When it comes to 100% prevention of diabetes during pregnancy, the goal is not realistic as you can’t ensure that you will not get the condition by avoiding sugar and junk food or doing exercise. Rather, what can be done is the minimization of the risk. You can adopt the following measures to reduce the chances of getting gestational diabetes:

  • Eat a balanced diet: Whole wheat pasta, brown rice, granary bread, bran cereals, muesli, beans, pulses, and porridge are good options as they release glucose at a slower rate thus providing a controlled sugar elevation.
  • Consume vegetables and fruits: Avoid artificial sweeteners.
  • Exercise regularly: Moderate-intensity activity such as walking every day for a few minutes can significantly reduce the chances of getting gestational diabetes.

Conclusion

Gestational diabetes is a health condition globally experienced by nearly 10% of pregnant women. In some cases, the condition subsides automatically once the baby is delivered. However, it may persist and transform into type II diabetes mellitus which is a chronic disease. Thankfully, it is easy to manage the condition as well as to minimize its risk.

uzma e1714761913269

PhD Scholar (Pharmaceutics), MPhil (Pharmaceutics), Pharm D, B. Sc.

Uzma Zafar is a dedicated and highly motivated pharmaceutical professional currently pursuing her PhD in Pharmaceutics at the Punjab University College of Pharmacy, University of the Punjab. With a comprehensive academic and research background, Uzma has consistently excelled in her studies, securing first division throughout her educational journey.

Uzma’s passion for the pharmaceutical field is evident from her active engagement during her Doctor of Pharmacy (Pharm.D) program, where she not only mastered industrial techniques and clinical case studies but also delved into marketing strategies and management skills.
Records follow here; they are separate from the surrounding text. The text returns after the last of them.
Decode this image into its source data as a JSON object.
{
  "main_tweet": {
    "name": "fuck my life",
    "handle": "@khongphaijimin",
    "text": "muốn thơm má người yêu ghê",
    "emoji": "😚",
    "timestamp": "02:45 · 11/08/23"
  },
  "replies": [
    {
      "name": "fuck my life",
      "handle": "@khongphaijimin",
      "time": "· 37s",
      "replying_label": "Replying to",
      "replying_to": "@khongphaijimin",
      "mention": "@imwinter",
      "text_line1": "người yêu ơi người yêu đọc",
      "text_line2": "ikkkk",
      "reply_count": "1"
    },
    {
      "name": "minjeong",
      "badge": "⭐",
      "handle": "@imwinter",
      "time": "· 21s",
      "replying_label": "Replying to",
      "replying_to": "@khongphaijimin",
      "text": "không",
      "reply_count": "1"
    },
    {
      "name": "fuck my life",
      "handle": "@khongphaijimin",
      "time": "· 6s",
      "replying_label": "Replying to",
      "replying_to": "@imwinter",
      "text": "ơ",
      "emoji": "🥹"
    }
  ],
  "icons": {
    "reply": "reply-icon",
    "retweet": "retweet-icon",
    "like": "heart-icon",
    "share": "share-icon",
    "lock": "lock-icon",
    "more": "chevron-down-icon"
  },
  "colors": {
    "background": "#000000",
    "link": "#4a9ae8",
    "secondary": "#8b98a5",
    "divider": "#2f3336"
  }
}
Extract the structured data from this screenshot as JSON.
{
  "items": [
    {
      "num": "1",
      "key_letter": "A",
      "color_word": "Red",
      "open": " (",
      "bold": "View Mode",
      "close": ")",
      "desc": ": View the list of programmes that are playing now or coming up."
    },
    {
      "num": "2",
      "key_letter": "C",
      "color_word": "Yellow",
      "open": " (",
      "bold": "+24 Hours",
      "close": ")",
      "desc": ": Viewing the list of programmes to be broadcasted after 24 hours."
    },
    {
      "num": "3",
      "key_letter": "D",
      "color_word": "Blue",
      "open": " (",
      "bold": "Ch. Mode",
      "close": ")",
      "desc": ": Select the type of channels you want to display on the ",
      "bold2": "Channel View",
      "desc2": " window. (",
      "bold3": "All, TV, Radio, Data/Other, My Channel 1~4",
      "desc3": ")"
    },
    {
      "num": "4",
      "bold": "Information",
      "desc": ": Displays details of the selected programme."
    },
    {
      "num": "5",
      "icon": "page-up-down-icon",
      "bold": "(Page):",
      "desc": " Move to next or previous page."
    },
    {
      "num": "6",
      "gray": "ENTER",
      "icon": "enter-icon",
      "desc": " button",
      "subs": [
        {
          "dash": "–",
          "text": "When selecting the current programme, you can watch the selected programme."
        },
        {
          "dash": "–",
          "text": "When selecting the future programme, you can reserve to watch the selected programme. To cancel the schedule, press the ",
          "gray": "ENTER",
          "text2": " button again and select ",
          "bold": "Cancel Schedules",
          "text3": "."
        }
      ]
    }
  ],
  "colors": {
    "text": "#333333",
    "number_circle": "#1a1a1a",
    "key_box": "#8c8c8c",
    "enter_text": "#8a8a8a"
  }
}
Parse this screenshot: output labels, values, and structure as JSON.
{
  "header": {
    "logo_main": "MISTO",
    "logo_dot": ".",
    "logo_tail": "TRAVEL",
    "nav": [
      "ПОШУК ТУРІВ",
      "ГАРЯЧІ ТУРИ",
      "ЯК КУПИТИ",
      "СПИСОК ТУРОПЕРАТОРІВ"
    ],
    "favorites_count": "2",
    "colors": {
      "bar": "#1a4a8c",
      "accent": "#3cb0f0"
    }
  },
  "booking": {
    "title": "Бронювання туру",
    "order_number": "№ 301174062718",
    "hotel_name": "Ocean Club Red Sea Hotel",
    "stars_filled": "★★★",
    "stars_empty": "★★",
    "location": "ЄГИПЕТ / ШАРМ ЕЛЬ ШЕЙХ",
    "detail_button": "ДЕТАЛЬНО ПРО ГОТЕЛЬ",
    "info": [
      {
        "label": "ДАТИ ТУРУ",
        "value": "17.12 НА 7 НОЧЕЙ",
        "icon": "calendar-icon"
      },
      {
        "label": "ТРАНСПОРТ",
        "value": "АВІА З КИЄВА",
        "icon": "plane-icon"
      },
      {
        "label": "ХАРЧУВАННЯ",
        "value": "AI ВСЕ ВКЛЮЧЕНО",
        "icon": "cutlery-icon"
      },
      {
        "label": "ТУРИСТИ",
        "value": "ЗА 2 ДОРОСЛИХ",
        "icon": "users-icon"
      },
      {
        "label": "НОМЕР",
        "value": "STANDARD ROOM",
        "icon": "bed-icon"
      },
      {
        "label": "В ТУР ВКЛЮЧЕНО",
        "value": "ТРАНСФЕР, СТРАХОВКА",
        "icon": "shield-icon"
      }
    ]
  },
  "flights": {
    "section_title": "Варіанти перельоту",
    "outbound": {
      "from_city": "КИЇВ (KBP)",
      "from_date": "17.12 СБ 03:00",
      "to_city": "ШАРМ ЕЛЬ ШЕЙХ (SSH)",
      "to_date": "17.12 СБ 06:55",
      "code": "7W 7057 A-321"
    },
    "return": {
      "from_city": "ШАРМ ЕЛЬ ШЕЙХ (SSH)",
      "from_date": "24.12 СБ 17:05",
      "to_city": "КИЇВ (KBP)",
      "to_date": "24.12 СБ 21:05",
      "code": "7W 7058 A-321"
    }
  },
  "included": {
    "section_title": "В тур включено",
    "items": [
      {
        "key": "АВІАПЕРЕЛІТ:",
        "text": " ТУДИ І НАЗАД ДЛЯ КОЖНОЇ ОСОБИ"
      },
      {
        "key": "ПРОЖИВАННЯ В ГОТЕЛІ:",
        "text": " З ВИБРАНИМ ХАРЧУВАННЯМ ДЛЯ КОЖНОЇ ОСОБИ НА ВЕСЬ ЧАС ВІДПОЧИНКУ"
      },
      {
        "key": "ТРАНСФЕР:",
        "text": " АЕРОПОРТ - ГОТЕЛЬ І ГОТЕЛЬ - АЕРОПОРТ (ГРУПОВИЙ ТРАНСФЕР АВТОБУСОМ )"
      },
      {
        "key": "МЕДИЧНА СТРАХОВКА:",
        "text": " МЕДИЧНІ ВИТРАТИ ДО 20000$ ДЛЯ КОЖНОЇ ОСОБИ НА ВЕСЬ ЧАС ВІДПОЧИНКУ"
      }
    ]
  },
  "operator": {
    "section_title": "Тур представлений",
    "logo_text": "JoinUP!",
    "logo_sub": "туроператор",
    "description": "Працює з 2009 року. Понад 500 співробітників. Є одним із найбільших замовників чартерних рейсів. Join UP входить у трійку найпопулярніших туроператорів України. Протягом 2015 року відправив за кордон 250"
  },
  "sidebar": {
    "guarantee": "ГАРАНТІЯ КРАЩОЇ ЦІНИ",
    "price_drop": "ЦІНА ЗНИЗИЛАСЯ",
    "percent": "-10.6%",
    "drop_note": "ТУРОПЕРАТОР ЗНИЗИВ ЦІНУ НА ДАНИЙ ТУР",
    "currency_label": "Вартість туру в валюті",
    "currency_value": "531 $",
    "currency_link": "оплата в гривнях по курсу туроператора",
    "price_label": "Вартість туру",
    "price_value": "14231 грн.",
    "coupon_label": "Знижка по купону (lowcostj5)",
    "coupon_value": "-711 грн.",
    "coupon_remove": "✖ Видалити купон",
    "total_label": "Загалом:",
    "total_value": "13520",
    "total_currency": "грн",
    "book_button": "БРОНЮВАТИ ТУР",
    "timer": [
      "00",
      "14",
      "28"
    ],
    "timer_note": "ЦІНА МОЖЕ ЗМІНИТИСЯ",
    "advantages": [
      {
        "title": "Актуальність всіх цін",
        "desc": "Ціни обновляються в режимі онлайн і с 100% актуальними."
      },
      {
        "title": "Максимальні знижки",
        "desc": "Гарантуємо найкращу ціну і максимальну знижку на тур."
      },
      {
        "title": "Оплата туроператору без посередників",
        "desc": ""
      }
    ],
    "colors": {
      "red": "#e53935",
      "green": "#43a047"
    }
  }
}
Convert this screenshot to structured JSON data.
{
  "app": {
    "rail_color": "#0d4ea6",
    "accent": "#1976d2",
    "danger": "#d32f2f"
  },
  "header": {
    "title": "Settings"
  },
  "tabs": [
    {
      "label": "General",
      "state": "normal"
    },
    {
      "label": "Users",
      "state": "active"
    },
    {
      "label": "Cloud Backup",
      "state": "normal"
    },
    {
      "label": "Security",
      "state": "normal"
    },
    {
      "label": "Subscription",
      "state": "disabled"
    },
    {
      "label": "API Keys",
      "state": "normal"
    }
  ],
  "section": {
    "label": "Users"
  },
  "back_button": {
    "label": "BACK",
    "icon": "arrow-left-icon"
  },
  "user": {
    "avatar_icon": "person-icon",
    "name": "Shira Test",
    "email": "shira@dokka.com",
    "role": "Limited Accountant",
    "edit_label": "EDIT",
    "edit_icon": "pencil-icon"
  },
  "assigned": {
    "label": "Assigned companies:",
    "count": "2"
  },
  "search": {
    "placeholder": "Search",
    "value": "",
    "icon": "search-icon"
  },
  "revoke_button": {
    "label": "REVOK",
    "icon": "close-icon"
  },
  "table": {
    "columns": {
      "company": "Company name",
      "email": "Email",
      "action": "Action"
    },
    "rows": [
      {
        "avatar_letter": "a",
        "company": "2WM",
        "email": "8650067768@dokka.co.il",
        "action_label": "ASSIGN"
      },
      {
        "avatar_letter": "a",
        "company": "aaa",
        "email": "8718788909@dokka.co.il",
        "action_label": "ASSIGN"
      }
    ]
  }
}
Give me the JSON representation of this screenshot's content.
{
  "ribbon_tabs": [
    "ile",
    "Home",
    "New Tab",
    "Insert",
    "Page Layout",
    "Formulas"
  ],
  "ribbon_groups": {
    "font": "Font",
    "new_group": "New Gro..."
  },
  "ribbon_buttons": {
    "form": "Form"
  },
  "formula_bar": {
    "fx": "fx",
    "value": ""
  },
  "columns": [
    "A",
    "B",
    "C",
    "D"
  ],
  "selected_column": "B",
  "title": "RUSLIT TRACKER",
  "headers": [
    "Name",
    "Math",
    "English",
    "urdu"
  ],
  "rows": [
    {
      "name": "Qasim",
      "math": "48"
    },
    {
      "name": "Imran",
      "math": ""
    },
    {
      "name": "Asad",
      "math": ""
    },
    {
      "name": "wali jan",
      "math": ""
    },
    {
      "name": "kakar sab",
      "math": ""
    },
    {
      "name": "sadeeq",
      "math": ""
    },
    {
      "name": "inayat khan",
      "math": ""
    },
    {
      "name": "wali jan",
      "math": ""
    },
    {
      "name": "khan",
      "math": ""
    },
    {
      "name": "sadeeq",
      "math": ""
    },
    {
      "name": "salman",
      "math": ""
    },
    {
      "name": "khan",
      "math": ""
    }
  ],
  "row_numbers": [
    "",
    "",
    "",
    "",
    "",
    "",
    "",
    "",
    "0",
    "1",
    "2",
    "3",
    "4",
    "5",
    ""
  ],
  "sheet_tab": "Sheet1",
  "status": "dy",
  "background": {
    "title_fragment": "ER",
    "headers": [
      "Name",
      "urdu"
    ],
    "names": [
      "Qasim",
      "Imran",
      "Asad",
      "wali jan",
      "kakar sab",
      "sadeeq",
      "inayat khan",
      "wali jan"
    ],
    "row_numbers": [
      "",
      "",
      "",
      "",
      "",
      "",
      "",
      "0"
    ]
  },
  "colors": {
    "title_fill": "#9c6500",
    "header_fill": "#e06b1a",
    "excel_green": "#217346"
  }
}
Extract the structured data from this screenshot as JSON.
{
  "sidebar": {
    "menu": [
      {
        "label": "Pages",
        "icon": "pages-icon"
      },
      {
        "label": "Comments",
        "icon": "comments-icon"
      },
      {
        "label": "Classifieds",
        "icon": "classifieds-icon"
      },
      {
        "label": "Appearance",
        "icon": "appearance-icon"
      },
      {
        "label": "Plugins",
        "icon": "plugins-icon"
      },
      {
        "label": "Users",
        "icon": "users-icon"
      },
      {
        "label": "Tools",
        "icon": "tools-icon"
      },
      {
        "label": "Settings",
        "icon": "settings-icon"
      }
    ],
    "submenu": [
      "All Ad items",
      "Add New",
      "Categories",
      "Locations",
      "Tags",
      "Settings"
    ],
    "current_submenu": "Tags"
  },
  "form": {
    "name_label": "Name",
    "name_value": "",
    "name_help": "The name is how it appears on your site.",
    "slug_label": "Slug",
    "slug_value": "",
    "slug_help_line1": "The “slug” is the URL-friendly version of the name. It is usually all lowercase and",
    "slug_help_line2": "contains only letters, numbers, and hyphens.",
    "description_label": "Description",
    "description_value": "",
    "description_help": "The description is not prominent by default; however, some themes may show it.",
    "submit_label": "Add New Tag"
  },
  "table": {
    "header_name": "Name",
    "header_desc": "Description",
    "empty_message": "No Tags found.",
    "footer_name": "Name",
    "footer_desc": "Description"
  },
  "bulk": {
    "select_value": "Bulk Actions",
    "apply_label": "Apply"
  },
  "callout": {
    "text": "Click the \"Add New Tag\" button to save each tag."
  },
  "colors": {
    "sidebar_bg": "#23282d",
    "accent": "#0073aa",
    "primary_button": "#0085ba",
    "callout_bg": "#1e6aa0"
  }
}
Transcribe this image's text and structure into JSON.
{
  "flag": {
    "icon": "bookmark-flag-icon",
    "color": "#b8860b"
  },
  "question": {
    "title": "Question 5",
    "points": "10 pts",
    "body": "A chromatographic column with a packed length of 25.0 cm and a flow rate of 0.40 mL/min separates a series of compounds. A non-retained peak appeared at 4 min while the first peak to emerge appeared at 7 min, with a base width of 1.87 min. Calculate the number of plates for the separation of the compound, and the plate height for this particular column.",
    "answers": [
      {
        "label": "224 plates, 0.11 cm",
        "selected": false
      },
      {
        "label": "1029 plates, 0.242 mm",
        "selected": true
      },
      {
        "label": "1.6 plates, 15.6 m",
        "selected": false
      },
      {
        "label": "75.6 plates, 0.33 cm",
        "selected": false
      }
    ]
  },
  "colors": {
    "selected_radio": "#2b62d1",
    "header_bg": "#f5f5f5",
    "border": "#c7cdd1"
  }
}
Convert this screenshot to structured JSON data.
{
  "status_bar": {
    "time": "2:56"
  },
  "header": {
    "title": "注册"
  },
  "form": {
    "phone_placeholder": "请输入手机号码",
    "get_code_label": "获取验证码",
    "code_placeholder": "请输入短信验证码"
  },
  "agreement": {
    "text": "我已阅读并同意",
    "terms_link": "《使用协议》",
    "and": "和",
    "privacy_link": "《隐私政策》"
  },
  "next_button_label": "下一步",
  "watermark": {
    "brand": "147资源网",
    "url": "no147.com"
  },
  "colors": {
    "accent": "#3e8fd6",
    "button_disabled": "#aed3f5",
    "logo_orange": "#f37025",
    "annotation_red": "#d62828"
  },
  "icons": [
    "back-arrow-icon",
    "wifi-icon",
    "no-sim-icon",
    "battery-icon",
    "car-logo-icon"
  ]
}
Throughout her career, Uzma has actively contributed to the pharmaceutical sciences, with specific research on suspension formulation and Hepatitis C risk factors and side effects. Additionally, Uzma has lent her expertise to review and fact-check articles for the Health Supply 770 blog, ensuring the accuracy and reliability of the information presented.

As she continues her PhD, expected to complete in 2025, Uzma is eager to contribute further to the field by combining her deep knowledge of pharmaceutics with real-world applications to meet global professional standards and challenges.